Description of the task: Write the records below out again. Match them exactly.

Supplied records:

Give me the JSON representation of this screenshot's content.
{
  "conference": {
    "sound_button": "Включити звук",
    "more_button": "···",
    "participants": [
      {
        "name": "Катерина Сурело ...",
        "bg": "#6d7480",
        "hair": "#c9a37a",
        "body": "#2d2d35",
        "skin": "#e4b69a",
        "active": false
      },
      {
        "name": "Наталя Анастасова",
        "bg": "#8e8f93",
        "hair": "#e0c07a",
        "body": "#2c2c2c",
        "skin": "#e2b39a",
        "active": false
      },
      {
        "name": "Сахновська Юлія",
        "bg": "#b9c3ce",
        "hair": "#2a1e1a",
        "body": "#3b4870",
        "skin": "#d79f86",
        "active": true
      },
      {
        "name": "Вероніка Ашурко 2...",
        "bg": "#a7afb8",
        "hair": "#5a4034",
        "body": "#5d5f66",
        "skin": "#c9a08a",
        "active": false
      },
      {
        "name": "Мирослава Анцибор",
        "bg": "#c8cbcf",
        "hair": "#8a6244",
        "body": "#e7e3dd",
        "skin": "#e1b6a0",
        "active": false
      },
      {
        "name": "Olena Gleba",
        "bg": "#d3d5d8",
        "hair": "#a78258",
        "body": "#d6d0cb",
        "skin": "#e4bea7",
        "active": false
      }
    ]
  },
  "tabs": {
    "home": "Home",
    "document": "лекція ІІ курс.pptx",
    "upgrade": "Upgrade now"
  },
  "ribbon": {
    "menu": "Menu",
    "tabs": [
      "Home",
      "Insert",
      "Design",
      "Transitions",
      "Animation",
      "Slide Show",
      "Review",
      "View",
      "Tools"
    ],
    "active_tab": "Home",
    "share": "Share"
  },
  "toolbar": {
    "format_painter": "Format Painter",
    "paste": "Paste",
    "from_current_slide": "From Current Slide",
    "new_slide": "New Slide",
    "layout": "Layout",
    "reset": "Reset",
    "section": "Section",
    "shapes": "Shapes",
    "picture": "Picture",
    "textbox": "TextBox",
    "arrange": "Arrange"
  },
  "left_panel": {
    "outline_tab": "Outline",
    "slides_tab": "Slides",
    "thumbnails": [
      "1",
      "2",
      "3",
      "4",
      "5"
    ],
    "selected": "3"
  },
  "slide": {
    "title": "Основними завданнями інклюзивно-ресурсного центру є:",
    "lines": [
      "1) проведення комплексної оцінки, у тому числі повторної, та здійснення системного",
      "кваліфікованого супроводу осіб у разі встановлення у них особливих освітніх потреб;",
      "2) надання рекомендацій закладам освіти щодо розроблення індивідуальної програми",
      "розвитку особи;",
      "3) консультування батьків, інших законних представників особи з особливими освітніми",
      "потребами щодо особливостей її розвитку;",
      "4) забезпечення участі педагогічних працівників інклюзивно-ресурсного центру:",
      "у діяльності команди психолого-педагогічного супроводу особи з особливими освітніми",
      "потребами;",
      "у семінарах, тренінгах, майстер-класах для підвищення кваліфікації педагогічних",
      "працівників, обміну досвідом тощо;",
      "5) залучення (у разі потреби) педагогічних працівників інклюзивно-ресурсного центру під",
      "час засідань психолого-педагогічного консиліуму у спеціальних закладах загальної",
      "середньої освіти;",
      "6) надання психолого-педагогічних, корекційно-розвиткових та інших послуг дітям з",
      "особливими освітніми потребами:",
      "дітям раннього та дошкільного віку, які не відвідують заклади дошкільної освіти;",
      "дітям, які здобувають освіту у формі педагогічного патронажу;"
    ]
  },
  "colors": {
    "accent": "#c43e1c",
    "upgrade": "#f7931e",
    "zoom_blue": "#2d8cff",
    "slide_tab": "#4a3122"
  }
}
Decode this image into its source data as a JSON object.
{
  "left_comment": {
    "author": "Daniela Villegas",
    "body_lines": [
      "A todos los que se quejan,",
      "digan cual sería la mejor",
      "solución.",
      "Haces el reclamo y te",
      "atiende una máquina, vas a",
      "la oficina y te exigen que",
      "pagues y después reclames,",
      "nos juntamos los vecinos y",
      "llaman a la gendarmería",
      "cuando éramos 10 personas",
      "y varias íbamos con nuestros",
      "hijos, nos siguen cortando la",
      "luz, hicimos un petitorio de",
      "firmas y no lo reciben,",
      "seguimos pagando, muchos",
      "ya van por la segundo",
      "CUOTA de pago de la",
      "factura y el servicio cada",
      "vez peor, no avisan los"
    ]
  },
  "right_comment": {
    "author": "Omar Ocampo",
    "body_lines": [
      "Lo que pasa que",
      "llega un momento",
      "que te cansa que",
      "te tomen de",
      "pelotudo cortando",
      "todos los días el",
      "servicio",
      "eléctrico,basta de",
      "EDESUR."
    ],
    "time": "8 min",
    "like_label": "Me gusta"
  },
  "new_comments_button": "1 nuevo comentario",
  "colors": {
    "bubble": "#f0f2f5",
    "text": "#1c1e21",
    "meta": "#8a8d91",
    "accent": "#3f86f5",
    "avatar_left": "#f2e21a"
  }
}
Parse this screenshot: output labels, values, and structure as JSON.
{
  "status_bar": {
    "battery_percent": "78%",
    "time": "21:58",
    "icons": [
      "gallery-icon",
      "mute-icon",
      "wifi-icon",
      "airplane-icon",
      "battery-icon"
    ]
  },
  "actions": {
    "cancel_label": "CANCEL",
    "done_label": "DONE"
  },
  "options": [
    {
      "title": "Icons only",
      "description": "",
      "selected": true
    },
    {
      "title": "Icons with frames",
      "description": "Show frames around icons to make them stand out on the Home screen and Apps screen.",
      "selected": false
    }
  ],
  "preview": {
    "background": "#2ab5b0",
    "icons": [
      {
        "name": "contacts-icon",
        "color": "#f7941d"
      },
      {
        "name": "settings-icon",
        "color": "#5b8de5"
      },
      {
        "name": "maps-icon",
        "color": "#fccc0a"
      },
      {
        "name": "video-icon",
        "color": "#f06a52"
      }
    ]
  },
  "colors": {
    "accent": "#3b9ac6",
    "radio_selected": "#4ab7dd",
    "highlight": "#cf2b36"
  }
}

Reply:
Give me the JSON representation of this screenshot's content.
{
  "conference": {
    "sound_button": "Включити звук",
    "more_button": "···",
    "participants": [
      {
        "name": "Катерина Сурело ...",
        "bg": "#6d7480",
        "hair": "#c9a37a",
        "body": "#2d2d35",
        "skin": "#e4b69a",
        "active": false
      },
      {
        "name": "Наталя Анастасова",
        "bg": "#8e8f93",
        "hair": "#e0c07a",
        "body": "#2c2c2c",
        "skin": "#e2b39a",
        "active": false
      },
      {
        "name": "Сахновська Юлія",
        "bg": "#b9c3ce",
        "hair": "#2a1e1a",
        "body": "#3b4870",
        "skin": "#d79f86",
        "active": true
      },
      {
        "name": "Вероніка Ашурко 2...",
        "bg": "#a7afb8",
        "hair": "#5a4034",
        "body": "#5d5f66",
        "skin": "#c9a08a",
        "active": false
      },
      {
        "name": "Мирослава Анцибор",
        "bg": "#c8cbcf",
        "hair": "#8a6244",
        "body": "#e7e3dd",
        "skin": "#e1b6a0",
        "active": false
      },
      {
        "name": "Olena Gleba",
        "bg": "#d3d5d8",
        "hair": "#a78258",
        "body": "#d6d0cb",
        "skin": "#e4bea7",
        "active": false
      }
    ]
  },
  "tabs": {
    "home": "Home",
    "document": "лекція ІІ курс.pptx",
    "upgrade": "Upgrade now"
  },
  "ribbon": {
    "menu": "Menu",
    "tabs": [
      "Home",
      "Insert",
      "Design",
      "Transitions",
      "Animation",
      "Slide Show",
      "Review",
      "View",
      "Tools"
    ],
    "active_tab": "Home",
    "share": "Share"
  },
  "toolbar": {
    "format_painter": "Format Painter",
    "paste": "Paste",
    "from_current_slide": "From Current Slide",
    "new_slide": "New Slide",
    "layout": "Layout",
    "reset": "Reset",
    "section": "Section",
    "shapes": "Shapes",
    "picture": "Picture",
    "textbox": "TextBox",
    "arrange": "Arrange"
  },
  "left_panel": {
    "outline_tab": "Outline",
    "slides_tab": "Slides",
    "thumbnails": [
      "1",
      "2",
      "3",
      "4",
      "5"
    ],
    "selected": "3"
  },
  "slide": {
    "title": "Основними завданнями інклюзивно-ресурсного центру є:",
    "lines": [
      "1) проведення комплексної оцінки, у тому числі повторної, та здійснення системного",
      "кваліфікованого супроводу осіб у разі встановлення у них особливих освітніх потреб;",
      "2) надання рекомендацій закладам освіти щодо розроблення індивідуальної програми",
      "розвитку особи;",
      "3) консультування батьків, інших законних представників особи з особливими освітніми",
      "потребами щодо особливостей її розвитку;",
      "4) забезпечення участі педагогічних працівників інклюзивно-ресурсного центру:",
      "у діяльності команди психолого-педагогічного супроводу особи з особливими освітніми",
      "потребами;",
      "у семінарах, тренінгах, майстер-класах для підвищення кваліфікації педагогічних",
      "працівників, обміну досвідом тощо;",
      "5) залучення (у разі потреби) педагогічних працівників інклюзивно-ресурсного центру під",
      "час засідань психолого-педагогічного консиліуму у спеціальних закладах загальної",
      "середньої освіти;",
      "6) надання психолого-педагогічних, корекційно-розвиткових та інших послуг дітям з",
      "особливими освітніми потребами:",
      "дітям раннього та дошкільного віку, які не відвідують заклади дошкільної освіти;",
      "дітям, які здобувають освіту у формі педагогічного патронажу;"
    ]
  },
  "colors": {
    "accent": "#c43e1c",
    "upgrade": "#f7931e",
    "zoom_blue": "#2d8cff",
    "slide_tab": "#4a3122"
  }
}
Decode this image into its source data as a JSON object.
{
  "left_comment": {
    "author": "Daniela Villegas",
    "body_lines": [
      "A todos los que se quejan,",
      "digan cual sería la mejor",
      "solución.",
      "Haces el reclamo y te",
      "atiende una máquina, vas a",
      "la oficina y te exigen que",
      "pagues y después reclames,",
      "nos juntamos los vecinos y",
      "llaman a la gendarmería",
      "cuando éramos 10 personas",
      "y varias íbamos con nuestros",
      "hijos, nos siguen cortando la",
      "luz, hicimos un petitorio de",
      "firmas y no lo reciben,",
      "seguimos pagando, muchos",
      "ya van por la segundo",
      "CUOTA de pago de la",
      "factura y el servicio cada",
      "vez peor, no avisan los"
    ]
  },
  "right_comment": {
    "author": "Omar Ocampo",
    "body_lines": [
      "Lo que pasa que",
      "llega un momento",
      "que te cansa que",
      "te tomen de",
      "pelotudo cortando",
      "todos los días el",
      "servicio",
      "eléctrico,basta de",
      "EDESUR."
    ],
    "time": "8 min",
    "like_label": "Me gusta"
  },
  "new_comments_button": "1 nuevo comentario",
  "colors": {
    "bubble": "#f0f2f5",
    "text": "#1c1e21",
    "meta": "#8a8d91",
    "accent": "#3f86f5",
    "avatar_left": "#f2e21a"
  }
}
Parse this screenshot: output labels, values, and structure as JSON.
{
  "status_bar": {
    "battery_percent": "78%",
    "time": "21:58",
    "icons": [
      "gallery-icon",
      "mute-icon",
      "wifi-icon",
      "airplane-icon",
      "battery-icon"
    ]
  },
  "actions": {
    "cancel_label": "CANCEL",
    "done_label": "DONE"
  },
  "options": [
    {
      "title": "Icons only",
      "description": "",
      "selected": true
    },
    {
      "title": "Icons with frames",
      "description": "Show frames around icons to make them stand out on the Home screen and Apps screen.",
      "selected": false
    }
  ],
  "preview": {
    "background": "#2ab5b0",
    "icons": [
      {
        "name": "contacts-icon",
        "color": "#f7941d"
      },
      {
        "name": "settings-icon",
        "color": "#5b8de5"
      },
      {
        "name": "maps-icon",
        "color": "#fccc0a"
      },
      {
        "name": "video-icon",
        "color": "#f06a52"
      }
    ]
  },
  "colors": {
    "accent": "#3b9ac6",
    "radio_selected": "#4ab7dd",
    "highlight": "#cf2b36"
  }
}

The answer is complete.